Scan the material for the string "icon" and copy out every line in which it occurs.

*** Block opens ***

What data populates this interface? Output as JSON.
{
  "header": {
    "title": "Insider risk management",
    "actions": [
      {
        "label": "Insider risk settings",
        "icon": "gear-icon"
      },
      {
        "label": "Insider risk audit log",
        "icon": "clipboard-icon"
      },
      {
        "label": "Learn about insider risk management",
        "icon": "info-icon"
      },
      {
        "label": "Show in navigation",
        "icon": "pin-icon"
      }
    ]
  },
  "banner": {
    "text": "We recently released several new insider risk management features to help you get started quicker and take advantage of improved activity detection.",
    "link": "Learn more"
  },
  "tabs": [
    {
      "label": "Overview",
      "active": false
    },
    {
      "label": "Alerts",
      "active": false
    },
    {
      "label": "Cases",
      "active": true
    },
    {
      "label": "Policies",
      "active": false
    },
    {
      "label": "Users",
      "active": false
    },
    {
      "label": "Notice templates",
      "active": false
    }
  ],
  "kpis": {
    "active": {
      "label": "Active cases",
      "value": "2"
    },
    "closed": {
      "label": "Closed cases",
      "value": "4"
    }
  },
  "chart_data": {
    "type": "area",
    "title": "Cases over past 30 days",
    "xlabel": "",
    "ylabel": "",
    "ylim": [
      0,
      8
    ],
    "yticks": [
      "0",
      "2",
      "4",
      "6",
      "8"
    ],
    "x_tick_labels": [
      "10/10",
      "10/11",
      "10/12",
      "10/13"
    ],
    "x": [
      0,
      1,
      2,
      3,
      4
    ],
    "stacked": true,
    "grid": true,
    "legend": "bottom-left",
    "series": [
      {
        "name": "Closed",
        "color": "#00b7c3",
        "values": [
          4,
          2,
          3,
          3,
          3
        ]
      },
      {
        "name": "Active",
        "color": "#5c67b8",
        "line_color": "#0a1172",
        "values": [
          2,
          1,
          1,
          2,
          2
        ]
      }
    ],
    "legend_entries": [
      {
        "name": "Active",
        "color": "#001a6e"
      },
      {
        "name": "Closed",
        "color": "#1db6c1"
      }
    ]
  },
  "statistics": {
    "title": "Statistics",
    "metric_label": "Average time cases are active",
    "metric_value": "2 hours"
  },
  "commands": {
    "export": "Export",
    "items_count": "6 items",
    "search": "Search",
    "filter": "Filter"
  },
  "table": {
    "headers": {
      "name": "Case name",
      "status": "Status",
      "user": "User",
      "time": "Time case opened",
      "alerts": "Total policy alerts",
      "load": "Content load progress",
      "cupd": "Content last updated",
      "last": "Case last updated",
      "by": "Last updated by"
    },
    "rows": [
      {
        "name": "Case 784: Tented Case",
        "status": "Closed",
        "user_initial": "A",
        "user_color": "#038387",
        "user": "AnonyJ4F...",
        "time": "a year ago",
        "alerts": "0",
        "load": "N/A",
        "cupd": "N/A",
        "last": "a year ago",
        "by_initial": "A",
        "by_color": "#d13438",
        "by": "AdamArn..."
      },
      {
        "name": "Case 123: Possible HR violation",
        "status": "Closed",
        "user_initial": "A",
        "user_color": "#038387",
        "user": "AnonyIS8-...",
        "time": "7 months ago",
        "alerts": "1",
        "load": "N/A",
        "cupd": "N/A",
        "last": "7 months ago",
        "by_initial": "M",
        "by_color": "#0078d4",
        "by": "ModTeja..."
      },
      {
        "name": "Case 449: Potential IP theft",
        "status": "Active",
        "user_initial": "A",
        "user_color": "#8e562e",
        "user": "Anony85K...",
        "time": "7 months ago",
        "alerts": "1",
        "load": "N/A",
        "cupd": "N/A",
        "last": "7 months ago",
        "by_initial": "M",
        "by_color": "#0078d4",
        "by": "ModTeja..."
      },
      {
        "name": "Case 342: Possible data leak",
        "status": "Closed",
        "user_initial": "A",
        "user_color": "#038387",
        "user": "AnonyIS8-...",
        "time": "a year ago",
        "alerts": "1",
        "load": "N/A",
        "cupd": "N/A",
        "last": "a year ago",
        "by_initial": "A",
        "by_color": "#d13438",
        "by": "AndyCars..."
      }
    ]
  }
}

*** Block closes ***
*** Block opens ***

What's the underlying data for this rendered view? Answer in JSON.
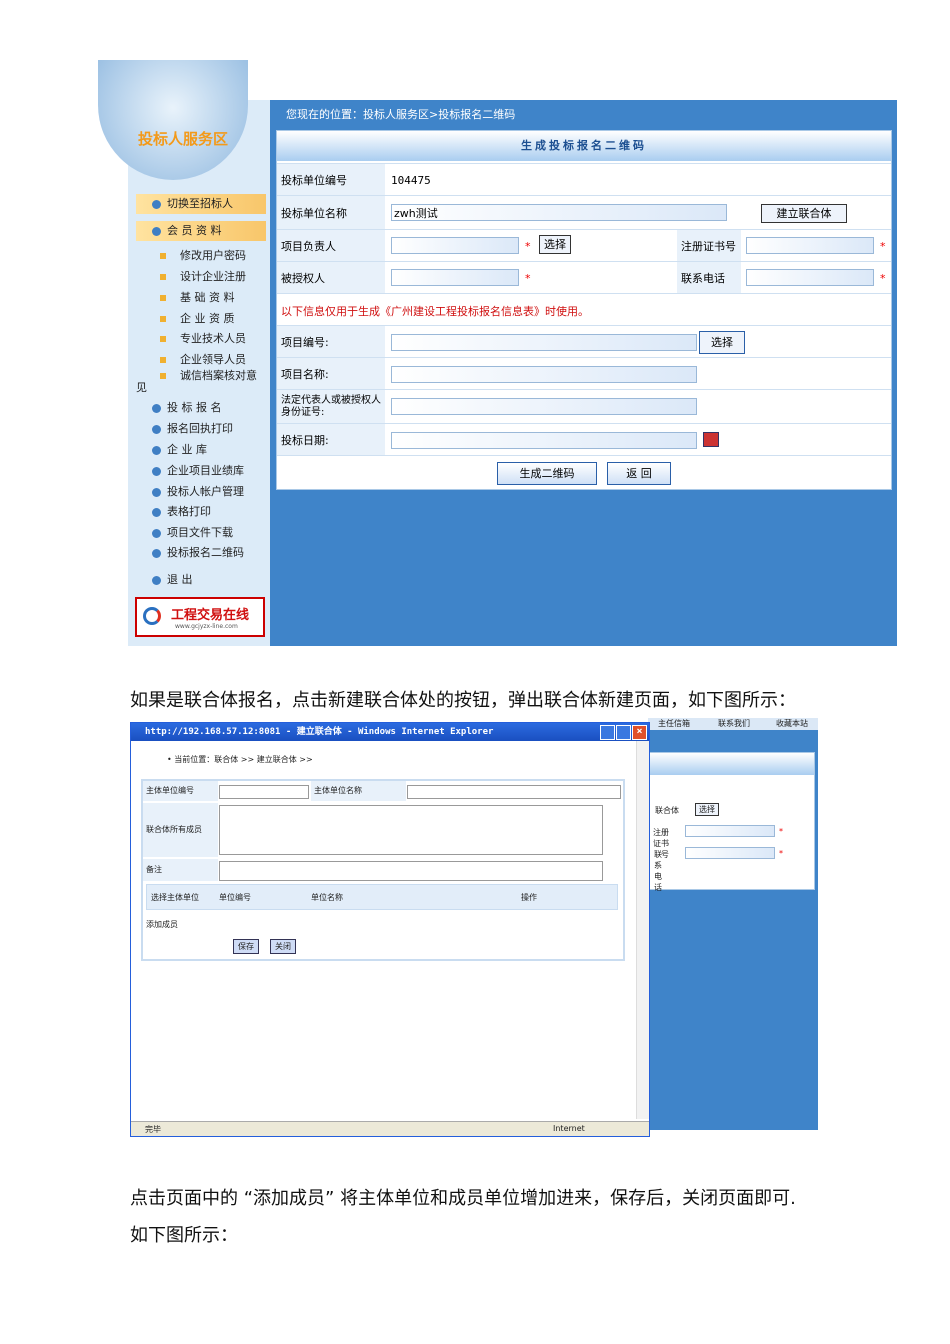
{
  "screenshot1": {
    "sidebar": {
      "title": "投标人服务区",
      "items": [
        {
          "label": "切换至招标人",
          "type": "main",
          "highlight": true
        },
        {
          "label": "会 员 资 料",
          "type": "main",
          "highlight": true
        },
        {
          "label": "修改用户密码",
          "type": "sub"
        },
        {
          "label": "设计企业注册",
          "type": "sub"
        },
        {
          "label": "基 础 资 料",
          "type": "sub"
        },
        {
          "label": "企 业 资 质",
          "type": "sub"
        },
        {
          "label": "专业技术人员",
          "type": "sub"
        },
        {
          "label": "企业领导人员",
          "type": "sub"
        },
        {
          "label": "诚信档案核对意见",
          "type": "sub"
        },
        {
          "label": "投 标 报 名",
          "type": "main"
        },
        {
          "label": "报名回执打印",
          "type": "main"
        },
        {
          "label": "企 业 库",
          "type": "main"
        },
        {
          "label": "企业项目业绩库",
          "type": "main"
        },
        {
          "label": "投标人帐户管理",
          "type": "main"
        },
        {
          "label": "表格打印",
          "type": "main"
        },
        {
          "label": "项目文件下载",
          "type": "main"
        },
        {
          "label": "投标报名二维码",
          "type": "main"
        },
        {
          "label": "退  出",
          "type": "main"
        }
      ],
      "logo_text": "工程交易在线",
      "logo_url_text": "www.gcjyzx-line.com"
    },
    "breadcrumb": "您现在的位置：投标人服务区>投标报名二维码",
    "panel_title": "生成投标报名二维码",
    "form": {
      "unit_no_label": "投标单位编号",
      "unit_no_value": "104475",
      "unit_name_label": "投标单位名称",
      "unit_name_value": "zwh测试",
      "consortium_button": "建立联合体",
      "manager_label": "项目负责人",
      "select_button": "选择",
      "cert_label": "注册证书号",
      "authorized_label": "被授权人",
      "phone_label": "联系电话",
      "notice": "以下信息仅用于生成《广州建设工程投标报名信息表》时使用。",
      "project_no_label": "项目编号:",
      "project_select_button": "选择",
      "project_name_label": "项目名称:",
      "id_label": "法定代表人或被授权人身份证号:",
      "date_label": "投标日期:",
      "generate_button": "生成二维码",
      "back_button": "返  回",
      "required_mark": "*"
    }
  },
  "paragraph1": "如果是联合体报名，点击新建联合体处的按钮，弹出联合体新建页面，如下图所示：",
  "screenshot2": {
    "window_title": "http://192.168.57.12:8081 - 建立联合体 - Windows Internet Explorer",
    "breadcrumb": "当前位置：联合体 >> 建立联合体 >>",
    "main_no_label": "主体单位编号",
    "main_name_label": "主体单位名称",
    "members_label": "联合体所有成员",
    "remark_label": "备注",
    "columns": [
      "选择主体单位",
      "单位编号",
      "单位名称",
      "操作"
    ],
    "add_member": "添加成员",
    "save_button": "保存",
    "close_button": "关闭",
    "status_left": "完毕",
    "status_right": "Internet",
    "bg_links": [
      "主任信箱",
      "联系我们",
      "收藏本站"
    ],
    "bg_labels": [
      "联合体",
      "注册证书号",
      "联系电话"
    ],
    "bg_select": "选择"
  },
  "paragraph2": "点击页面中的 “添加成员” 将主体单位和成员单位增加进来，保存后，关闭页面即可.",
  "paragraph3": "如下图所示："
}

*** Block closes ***

● **Solution for this problem**:
        "icon": "gear-icon"
        "icon": "clipboard-icon"
        "icon": "info-icon"
        "icon": "pin-icon"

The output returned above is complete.